*** Block opens ***

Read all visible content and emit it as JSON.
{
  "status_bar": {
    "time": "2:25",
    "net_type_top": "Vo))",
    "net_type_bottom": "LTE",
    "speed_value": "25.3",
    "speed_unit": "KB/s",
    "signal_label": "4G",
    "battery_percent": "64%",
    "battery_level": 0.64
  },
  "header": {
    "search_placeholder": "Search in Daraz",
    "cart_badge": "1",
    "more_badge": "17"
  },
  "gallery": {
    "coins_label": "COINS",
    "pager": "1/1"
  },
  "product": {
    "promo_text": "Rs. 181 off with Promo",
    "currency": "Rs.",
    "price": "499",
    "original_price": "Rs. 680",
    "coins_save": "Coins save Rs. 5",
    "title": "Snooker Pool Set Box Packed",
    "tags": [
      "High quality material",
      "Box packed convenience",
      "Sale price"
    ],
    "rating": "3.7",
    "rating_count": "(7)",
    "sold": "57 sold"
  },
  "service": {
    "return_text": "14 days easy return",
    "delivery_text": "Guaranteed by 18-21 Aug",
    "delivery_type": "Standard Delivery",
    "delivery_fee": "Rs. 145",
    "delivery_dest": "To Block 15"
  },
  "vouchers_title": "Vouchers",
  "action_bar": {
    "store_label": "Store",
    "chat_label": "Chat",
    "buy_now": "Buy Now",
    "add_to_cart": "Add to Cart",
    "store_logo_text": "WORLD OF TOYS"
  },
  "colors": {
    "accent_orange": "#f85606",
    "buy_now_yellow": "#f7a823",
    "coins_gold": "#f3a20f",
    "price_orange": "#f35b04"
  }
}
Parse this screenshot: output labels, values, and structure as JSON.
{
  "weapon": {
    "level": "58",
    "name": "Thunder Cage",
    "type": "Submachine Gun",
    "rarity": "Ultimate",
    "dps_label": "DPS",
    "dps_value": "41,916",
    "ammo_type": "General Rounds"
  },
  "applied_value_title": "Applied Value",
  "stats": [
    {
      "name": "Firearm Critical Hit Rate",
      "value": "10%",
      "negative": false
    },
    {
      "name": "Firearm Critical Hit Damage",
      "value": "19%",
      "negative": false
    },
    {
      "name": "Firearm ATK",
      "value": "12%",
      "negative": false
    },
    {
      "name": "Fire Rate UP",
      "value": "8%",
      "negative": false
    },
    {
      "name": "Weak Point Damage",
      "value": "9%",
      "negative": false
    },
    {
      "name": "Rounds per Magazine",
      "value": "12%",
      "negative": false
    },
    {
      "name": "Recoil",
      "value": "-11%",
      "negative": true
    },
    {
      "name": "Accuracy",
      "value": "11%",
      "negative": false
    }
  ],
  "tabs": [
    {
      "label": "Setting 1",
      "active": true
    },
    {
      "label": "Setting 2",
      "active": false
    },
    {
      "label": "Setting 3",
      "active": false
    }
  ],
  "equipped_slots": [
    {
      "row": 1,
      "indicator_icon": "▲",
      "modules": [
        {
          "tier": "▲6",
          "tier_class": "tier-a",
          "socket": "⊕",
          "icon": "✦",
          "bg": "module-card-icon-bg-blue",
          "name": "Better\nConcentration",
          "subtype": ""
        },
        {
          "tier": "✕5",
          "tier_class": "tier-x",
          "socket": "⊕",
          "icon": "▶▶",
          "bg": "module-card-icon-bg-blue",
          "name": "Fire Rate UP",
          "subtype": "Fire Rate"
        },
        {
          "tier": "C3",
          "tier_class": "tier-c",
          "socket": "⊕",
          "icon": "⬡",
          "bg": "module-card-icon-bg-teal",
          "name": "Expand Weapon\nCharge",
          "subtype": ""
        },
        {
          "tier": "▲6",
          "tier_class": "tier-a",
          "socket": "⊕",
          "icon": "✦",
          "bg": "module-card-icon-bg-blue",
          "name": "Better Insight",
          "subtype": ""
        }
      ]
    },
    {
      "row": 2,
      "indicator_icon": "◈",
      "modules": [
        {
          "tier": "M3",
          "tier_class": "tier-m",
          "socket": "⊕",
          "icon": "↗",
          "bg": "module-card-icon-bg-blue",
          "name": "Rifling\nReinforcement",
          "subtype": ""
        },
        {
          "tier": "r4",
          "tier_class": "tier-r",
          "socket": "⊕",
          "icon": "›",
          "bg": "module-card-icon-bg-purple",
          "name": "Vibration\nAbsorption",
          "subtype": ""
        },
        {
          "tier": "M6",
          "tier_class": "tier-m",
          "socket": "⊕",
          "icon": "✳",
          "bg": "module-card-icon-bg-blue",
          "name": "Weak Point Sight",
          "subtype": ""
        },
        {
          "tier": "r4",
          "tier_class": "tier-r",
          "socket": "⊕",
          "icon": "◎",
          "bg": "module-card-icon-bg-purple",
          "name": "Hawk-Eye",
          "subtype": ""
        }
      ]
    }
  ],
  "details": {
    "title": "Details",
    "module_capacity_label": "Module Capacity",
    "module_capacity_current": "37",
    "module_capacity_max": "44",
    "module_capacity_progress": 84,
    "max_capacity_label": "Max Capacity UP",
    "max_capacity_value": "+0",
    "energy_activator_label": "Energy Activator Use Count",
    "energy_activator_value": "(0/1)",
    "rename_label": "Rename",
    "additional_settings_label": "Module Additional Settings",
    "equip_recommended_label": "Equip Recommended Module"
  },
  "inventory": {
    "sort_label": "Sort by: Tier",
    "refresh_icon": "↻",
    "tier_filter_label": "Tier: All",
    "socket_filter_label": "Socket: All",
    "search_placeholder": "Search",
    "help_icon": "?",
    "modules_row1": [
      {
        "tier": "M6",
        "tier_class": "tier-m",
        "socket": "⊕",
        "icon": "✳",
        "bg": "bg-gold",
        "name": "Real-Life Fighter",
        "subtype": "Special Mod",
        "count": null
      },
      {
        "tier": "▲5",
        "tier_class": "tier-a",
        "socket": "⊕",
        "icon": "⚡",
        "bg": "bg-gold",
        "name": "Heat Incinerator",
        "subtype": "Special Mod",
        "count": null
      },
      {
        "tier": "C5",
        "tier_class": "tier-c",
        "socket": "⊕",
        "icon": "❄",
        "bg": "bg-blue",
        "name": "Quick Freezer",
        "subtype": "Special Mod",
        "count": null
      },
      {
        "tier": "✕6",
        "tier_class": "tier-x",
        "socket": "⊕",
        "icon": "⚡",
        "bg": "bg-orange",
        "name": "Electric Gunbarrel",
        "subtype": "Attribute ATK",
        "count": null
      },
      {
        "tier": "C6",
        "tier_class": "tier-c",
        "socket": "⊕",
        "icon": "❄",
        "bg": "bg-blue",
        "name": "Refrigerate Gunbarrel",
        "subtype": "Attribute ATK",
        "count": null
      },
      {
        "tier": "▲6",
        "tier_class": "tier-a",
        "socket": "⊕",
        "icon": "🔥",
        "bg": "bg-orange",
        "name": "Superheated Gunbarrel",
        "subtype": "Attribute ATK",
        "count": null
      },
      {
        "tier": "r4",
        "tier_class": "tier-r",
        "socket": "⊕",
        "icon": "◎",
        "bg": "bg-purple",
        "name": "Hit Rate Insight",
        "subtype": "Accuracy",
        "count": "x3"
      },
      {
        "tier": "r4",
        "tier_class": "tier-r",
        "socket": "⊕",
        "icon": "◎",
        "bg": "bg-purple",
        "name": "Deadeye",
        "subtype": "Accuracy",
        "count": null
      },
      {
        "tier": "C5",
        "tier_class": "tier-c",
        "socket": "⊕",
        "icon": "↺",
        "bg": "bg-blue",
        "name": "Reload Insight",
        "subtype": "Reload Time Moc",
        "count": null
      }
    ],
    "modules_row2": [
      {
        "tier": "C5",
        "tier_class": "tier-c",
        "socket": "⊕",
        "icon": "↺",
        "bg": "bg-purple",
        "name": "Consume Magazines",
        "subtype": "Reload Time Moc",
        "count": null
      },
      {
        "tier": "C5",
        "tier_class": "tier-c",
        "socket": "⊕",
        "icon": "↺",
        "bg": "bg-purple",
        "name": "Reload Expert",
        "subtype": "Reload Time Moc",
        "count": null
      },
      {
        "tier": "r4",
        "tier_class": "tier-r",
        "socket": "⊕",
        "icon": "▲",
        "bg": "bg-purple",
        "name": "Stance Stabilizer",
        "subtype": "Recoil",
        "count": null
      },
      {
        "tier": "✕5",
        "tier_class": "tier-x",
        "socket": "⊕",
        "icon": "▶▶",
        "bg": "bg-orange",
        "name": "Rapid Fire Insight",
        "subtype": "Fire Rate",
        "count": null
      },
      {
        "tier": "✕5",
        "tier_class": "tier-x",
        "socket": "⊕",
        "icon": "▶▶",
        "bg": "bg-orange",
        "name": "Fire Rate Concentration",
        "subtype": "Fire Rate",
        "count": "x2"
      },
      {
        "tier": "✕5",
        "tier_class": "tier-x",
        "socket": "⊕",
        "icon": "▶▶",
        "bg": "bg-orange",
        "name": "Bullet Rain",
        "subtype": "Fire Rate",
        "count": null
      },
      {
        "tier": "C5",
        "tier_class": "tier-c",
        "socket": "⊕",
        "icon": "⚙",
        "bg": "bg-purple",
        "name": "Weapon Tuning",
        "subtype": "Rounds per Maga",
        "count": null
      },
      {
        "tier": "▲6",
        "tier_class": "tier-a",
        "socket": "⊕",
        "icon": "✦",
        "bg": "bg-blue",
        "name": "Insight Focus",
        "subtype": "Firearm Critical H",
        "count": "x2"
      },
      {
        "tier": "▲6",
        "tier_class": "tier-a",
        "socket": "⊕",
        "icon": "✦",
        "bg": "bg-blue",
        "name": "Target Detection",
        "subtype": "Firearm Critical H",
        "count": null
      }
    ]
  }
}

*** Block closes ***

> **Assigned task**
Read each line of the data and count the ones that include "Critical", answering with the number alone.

> **Answer area**
4